Merlin, James

, a learned doctor of the Sorbonne, born in the diocese of Limoges, was curate of Montmartre, and afterwards canon and grand penitentiary of Paris. Having preached against some persons belonging to the court, who were supposed to be favourable to the reformed religion, he was confined in the castle at the Louvre, 1527, by order of Francis I. and then banished to Nantes, from whence he returned to Paris, 1530. Merlin was appointed grand vicar of Paris, and curate of la Magdelaine. He died September 26, 1541. He was the first who published a “Collection of Councils;” of which there are three editions. It is said to be a compilation of great accuracy and impartiality. Merlin also published editions of “Richard de St. Victor, Peter de Blois, Durand de St. Pour$ain, and | Origen;” and has prefixed to the works of the latter an Apology, in which he undertakes to clear Origen from the errors imputed to him.
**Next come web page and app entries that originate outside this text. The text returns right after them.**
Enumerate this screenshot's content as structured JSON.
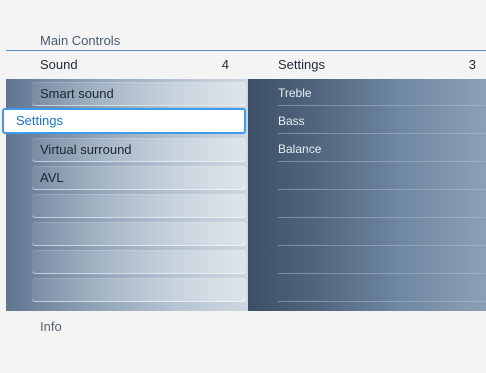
{
  "breadcrumb": "Main Controls",
  "left_column": {
    "title": "Sound",
    "count": "4",
    "items": [
      {
        "label": "Smart sound"
      },
      {
        "label": "Settings"
      },
      {
        "label": "Virtual surround"
      },
      {
        "label": "AVL"
      }
    ],
    "selected_label": "Settings"
  },
  "right_column": {
    "title": "Settings",
    "count": "3",
    "items": [
      {
        "label": "Treble"
      },
      {
        "label": "Bass"
      },
      {
        "label": "Balance"
      }
    ]
  },
  "footer": {
    "info_label": "Info"
  },
  "colors": {
    "accent": "#3d9be9",
    "selected_text": "#1875c9",
    "divider": "#5b8fc0"
  }
}
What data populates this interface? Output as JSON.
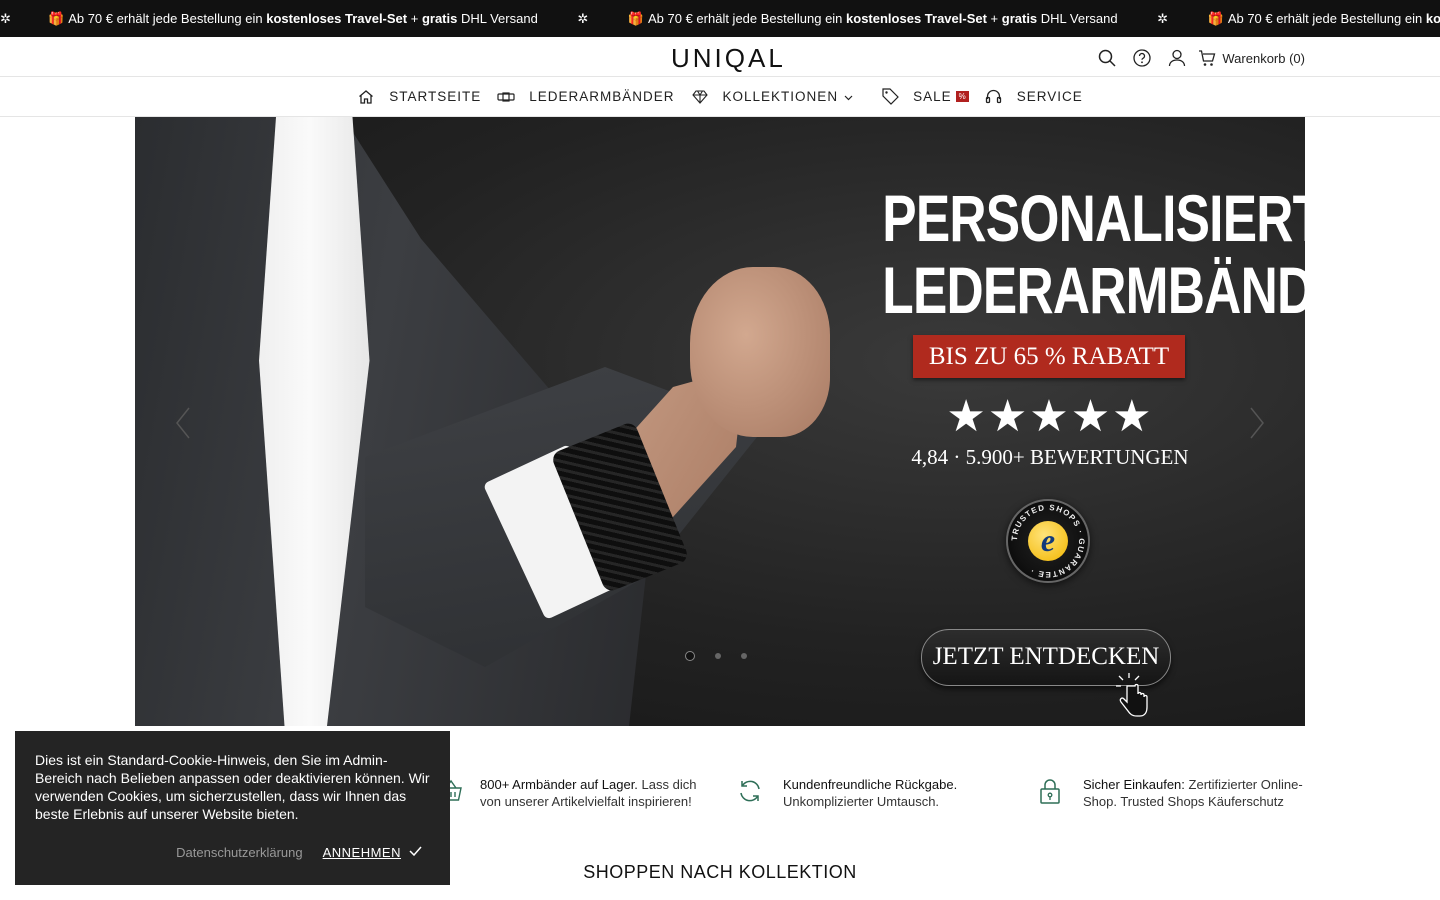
{
  "announcement": {
    "segments": [
      {
        "pre": "Ab 70 € erhält jede Bestellung ein ",
        "b1": "kostenloses Travel-Set",
        "mid": " + ",
        "b2": "gratis",
        "post": " DHL Versand"
      },
      {
        "pre": "Ab 70 € erhält jede Bestellung ein ",
        "b1": "kostenloses Travel-Set",
        "mid": " + ",
        "b2": "gratis",
        "post": " DHL Versand"
      },
      {
        "pre": "Ab 70 € erhält jede Bestellung ein ",
        "b1": "kosten",
        "mid": "",
        "b2": "",
        "post": ""
      }
    ],
    "separator": "✲",
    "gift_glyph": "🎁"
  },
  "header": {
    "logo": "UNIQAL",
    "cart_label": "Warenkorb (0)",
    "icons": [
      "search-icon",
      "help-icon",
      "account-icon",
      "cart-icon"
    ]
  },
  "nav": {
    "items": [
      {
        "label": "STARTSEITE",
        "icon": "home-icon"
      },
      {
        "label": "LEDERARMBÄNDER",
        "icon": "bracelet-icon"
      },
      {
        "label": "KOLLEKTIONEN",
        "icon": "diamond-icon",
        "has_dropdown": true
      },
      {
        "label": "SALE",
        "icon": "tag-icon",
        "badge": "%"
      },
      {
        "label": "SERVICE",
        "icon": "headset-icon"
      }
    ]
  },
  "hero": {
    "headline_line1": "PERSONALISIERTE",
    "headline_line2": "LEDERARMBÄNDER",
    "badge": "BIS ZU 65 % RABATT",
    "stars": "★★★★★",
    "rating_text": "4,84 · 5.900+ BEWERTUNGEN",
    "trusted_letter": "e",
    "trusted_ring_text": "TRUSTED SHOPS · GUARANTEE ·",
    "cta": "JETZT ENTDECKEN",
    "slide_count": 3,
    "active_slide": 1
  },
  "features": [
    {
      "bold": "800+ Armbänder auf Lager.",
      "rest": " Lass dich von unserer Artikelvielfalt inspirieren!",
      "icon": "basket-icon"
    },
    {
      "bold": "Kundenfreundliche Rückgabe.",
      "rest": " Unkomplizierter Umtausch.",
      "icon": "refresh-icon"
    },
    {
      "bold": "Sicher Einkaufen:",
      "rest": " Zertifizierter Online-Shop. Trusted Shops Käuferschutz",
      "icon": "lock-icon"
    }
  ],
  "section_title": "SHOPPEN NACH KOLLEKTION",
  "cookie": {
    "text": "Dies ist ein Standard-Cookie-Hinweis, den Sie im Admin-Bereich nach Belieben anpassen oder deaktivieren können. Wir verwenden Cookies, um sicherzustellen, dass wir Ihnen das beste Erlebnis auf unserer Website bieten.",
    "privacy_label": "Datenschutzerklärung",
    "accept_label": "ANNEHMEN"
  },
  "colors": {
    "topbar_bg": "#111111",
    "sale_badge": "#b1201f",
    "hero_badge": "#b02a1e",
    "feature_icon": "#2e6e57",
    "cookie_bg": "#242424"
  }
}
He had a violent dispute on this subject with Noel Beda.1